(Beginning of SOURCE INFORMATION)

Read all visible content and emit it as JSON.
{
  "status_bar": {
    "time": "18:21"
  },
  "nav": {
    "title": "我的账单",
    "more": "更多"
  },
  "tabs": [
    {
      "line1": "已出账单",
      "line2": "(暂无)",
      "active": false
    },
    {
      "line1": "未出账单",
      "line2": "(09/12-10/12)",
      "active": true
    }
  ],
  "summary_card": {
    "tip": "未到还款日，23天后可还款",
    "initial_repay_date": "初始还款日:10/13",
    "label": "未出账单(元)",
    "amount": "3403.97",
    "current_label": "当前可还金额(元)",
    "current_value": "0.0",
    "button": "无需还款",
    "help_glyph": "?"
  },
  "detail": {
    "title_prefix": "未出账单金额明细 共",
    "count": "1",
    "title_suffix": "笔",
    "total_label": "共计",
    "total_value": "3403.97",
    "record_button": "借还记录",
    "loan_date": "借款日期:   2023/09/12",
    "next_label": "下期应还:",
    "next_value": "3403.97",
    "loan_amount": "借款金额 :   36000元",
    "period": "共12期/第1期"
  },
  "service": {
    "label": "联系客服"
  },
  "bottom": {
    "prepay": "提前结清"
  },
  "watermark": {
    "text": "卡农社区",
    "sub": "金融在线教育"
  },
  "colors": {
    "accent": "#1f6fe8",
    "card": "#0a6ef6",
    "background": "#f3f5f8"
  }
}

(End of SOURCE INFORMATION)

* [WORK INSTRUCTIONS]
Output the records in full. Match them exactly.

* [OUTPUT FOR THIS EXERCISE]
Read all visible content and emit it as JSON.
{
  "status_bar": {
    "time": "18:21"
  },
  "nav": {
    "title": "我的账单",
    "more": "更多"
  },
  "tabs": [
    {
      "line1": "已出账单",
      "line2": "(暂无)",
      "active": false
    },
    {
      "line1": "未出账单",
      "line2": "(09/12-10/12)",
      "active": true
    }
  ],
  "summary_card": {
    "tip": "未到还款日，23天后可还款",
    "initial_repay_date": "初始还款日:10/13",
    "label": "未出账单(元)",
    "amount": "3403.97",
    "current_label": "当前可还金额(元)",
    "current_value": "0.0",
    "button": "无需还款",
    "help_glyph": "?"
  },
  "detail": {
    "title_prefix": "未出账单金额明细 共",
    "count": "1",
    "title_suffix": "笔",
    "total_label": "共计",
    "total_value": "3403.97",
    "record_button": "借还记录",
    "loan_date": "借款日期:   2023/09/12",
    "next_label": "下期应还:",
    "next_value": "3403.97",
    "loan_amount": "借款金额 :   36000元",
    "period": "共12期/第1期"
  },
  "service": {
    "label": "联系客服"
  },
  "bottom": {
    "prepay": "提前结清"
  },
  "watermark": {
    "text": "卡农社区",
    "sub": "金融在线教育"
  },
  "colors": {
    "accent": "#1f6fe8",
    "card": "#0a6ef6",
    "background": "#f3f5f8"
  }
}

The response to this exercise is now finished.